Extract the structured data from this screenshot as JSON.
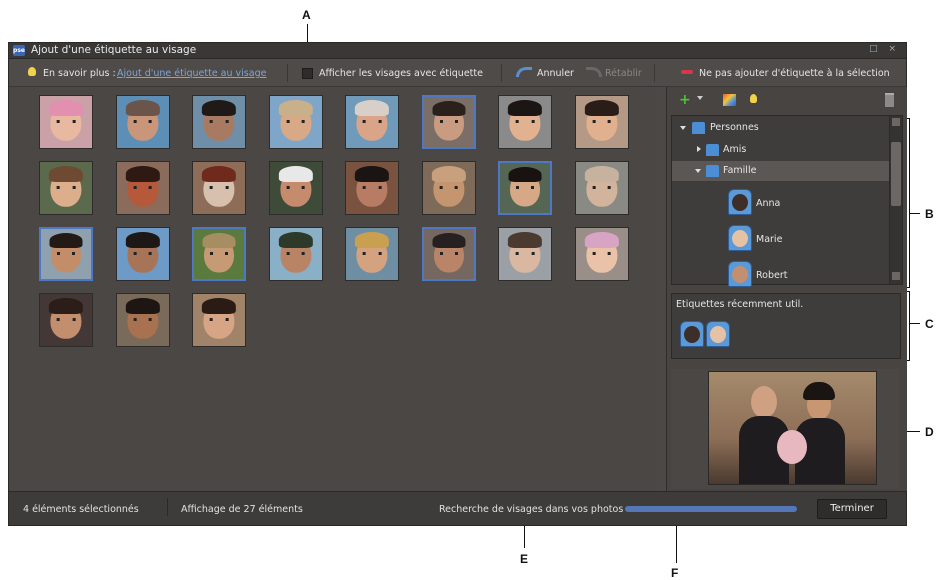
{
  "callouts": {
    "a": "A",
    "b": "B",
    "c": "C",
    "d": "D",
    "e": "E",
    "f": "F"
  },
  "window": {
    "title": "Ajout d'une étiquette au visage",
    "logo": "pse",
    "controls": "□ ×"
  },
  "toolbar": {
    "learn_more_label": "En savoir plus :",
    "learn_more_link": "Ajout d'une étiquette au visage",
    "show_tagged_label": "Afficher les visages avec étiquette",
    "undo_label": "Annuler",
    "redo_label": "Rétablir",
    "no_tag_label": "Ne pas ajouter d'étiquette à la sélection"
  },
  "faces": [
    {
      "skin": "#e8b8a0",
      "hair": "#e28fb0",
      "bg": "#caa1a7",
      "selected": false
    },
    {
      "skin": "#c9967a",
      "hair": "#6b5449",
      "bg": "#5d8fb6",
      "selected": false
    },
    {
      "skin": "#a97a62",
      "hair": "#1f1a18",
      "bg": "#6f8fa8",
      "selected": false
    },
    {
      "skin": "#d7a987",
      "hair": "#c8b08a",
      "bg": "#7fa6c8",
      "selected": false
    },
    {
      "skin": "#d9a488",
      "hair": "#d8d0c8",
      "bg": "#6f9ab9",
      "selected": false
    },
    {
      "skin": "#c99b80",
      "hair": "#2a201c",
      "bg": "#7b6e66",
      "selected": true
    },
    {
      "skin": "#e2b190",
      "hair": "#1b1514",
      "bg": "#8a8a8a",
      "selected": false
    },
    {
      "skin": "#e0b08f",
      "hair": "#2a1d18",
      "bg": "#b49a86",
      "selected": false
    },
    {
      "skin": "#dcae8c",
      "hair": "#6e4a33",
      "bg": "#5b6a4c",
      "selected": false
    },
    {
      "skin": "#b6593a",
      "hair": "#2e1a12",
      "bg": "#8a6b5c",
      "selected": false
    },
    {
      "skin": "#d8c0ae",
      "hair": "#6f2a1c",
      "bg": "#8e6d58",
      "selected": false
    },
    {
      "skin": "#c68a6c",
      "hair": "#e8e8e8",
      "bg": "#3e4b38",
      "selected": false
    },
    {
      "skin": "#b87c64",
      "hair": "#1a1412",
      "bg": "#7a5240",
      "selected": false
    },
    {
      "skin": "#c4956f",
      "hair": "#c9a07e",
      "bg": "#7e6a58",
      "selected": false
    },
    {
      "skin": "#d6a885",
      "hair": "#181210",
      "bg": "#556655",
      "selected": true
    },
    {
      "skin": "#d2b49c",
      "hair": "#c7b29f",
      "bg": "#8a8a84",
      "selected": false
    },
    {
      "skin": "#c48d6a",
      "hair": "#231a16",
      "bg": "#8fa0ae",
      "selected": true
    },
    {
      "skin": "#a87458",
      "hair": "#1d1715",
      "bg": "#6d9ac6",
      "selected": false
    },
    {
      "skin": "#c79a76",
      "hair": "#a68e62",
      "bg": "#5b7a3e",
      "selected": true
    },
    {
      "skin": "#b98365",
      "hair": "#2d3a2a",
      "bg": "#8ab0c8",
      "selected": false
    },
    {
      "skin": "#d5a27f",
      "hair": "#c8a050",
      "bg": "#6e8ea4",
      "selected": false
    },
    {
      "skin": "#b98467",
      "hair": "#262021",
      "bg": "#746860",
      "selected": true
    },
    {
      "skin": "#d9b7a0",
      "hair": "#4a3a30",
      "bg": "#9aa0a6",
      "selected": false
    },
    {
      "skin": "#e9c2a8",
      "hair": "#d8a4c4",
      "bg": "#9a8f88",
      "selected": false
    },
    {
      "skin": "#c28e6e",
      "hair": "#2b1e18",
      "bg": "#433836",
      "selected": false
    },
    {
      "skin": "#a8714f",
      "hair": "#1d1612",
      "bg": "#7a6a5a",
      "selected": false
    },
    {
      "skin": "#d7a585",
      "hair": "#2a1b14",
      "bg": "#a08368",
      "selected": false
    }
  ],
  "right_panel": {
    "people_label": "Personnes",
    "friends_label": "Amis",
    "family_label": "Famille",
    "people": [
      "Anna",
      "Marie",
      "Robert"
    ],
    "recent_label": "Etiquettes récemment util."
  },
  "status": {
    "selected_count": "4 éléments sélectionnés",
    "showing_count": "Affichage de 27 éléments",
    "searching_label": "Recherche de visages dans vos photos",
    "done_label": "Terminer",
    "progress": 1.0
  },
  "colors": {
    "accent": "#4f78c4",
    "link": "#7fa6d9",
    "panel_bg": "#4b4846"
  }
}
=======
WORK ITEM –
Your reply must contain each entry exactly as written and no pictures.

EXERCISE RESULT –
Extract the structured data from this screenshot as JSON.
{
  "callouts": {
    "a": "A",
    "b": "B",
    "c": "C",
    "d": "D",
    "e": "E",
    "f": "F"
  },
  "window": {
    "title": "Ajout d'une étiquette au visage",
    "logo": "pse",
    "controls": "□ ×"
  },
  "toolbar": {
    "learn_more_label": "En savoir plus :",
    "learn_more_link": "Ajout d'une étiquette au visage",
    "show_tagged_label": "Afficher les visages avec étiquette",
    "undo_label": "Annuler",
    "redo_label": "Rétablir",
    "no_tag_label": "Ne pas ajouter d'étiquette à la sélection"
  },
  "faces": [
    {
      "skin": "#e8b8a0",
      "hair": "#e28fb0",
      "bg": "#caa1a7",
      "selected": false
    },
    {
      "skin": "#c9967a",
      "hair": "#6b5449",
      "bg": "#5d8fb6",
      "selected": false
    },
    {
      "skin": "#a97a62",
      "hair": "#1f1a18",
      "bg": "#6f8fa8",
      "selected": false
    },
    {
      "skin": "#d7a987",
      "hair": "#c8b08a",
      "bg": "#7fa6c8",
      "selected": false
    },
    {
      "skin": "#d9a488",
      "hair": "#d8d0c8",
      "bg": "#6f9ab9",
      "selected": false
    },
    {
      "skin": "#c99b80",
      "hair": "#2a201c",
      "bg": "#7b6e66",
      "selected": true
    },
    {
      "skin": "#e2b190",
      "hair": "#1b1514",
      "bg": "#8a8a8a",
      "selected": false
    },
    {
      "skin": "#e0b08f",
      "hair": "#2a1d18",
      "bg": "#b49a86",
      "selected": false
    },
    {
      "skin": "#dcae8c",
      "hair": "#6e4a33",
      "bg": "#5b6a4c",
      "selected": false
    },
    {
      "skin": "#b6593a",
      "hair": "#2e1a12",
      "bg": "#8a6b5c",
      "selected": false
    },
    {
      "skin": "#d8c0ae",
      "hair": "#6f2a1c",
      "bg": "#8e6d58",
      "selected": false
    },
    {
      "skin": "#c68a6c",
      "hair": "#e8e8e8",
      "bg": "#3e4b38",
      "selected": false
    },
    {
      "skin": "#b87c64",
      "hair": "#1a1412",
      "bg": "#7a5240",
      "selected": false
    },
    {
      "skin": "#c4956f",
      "hair": "#c9a07e",
      "bg": "#7e6a58",
      "selected": false
    },
    {
      "skin": "#d6a885",
      "hair": "#181210",
      "bg": "#556655",
      "selected": true
    },
    {
      "skin": "#d2b49c",
      "hair": "#c7b29f",
      "bg": "#8a8a84",
      "selected": false
    },
    {
      "skin": "#c48d6a",
      "hair": "#231a16",
      "bg": "#8fa0ae",
      "selected": true
    },
    {
      "skin": "#a87458",
      "hair": "#1d1715",
      "bg": "#6d9ac6",
      "selected": false
    },
    {
      "skin": "#c79a76",
      "hair": "#a68e62",
      "bg": "#5b7a3e",
      "selected": true
    },
    {
      "skin": "#b98365",
      "hair": "#2d3a2a",
      "bg": "#8ab0c8",
      "selected": false
    },
    {
      "skin": "#d5a27f",
      "hair": "#c8a050",
      "bg": "#6e8ea4",
      "selected": false
    },
    {
      "skin": "#b98467",
      "hair": "#262021",
      "bg": "#746860",
      "selected": true
    },
    {
      "skin": "#d9b7a0",
      "hair": "#4a3a30",
      "bg": "#9aa0a6",
      "selected": false
    },
    {
      "skin": "#e9c2a8",
      "hair": "#d8a4c4",
      "bg": "#9a8f88",
      "selected": false
    },
    {
      "skin": "#c28e6e",
      "hair": "#2b1e18",
      "bg": "#433836",
      "selected": false
    },
    {
      "skin": "#a8714f",
      "hair": "#1d1612",
      "bg": "#7a6a5a",
      "selected": false
    },
    {
      "skin": "#d7a585",
      "hair": "#2a1b14",
      "bg": "#a08368",
      "selected": false
    }
  ],
  "right_panel": {
    "people_label": "Personnes",
    "friends_label": "Amis",
    "family_label": "Famille",
    "people": [
      "Anna",
      "Marie",
      "Robert"
    ],
    "recent_label": "Etiquettes récemment util."
  },
  "status": {
    "selected_count": "4 éléments sélectionnés",
    "showing_count": "Affichage de 27 éléments",
    "searching_label": "Recherche de visages dans vos photos",
    "done_label": "Terminer",
    "progress": 1.0
  },
  "colors": {
    "accent": "#4f78c4",
    "link": "#7fa6d9",
    "panel_bg": "#4b4846"
  }
}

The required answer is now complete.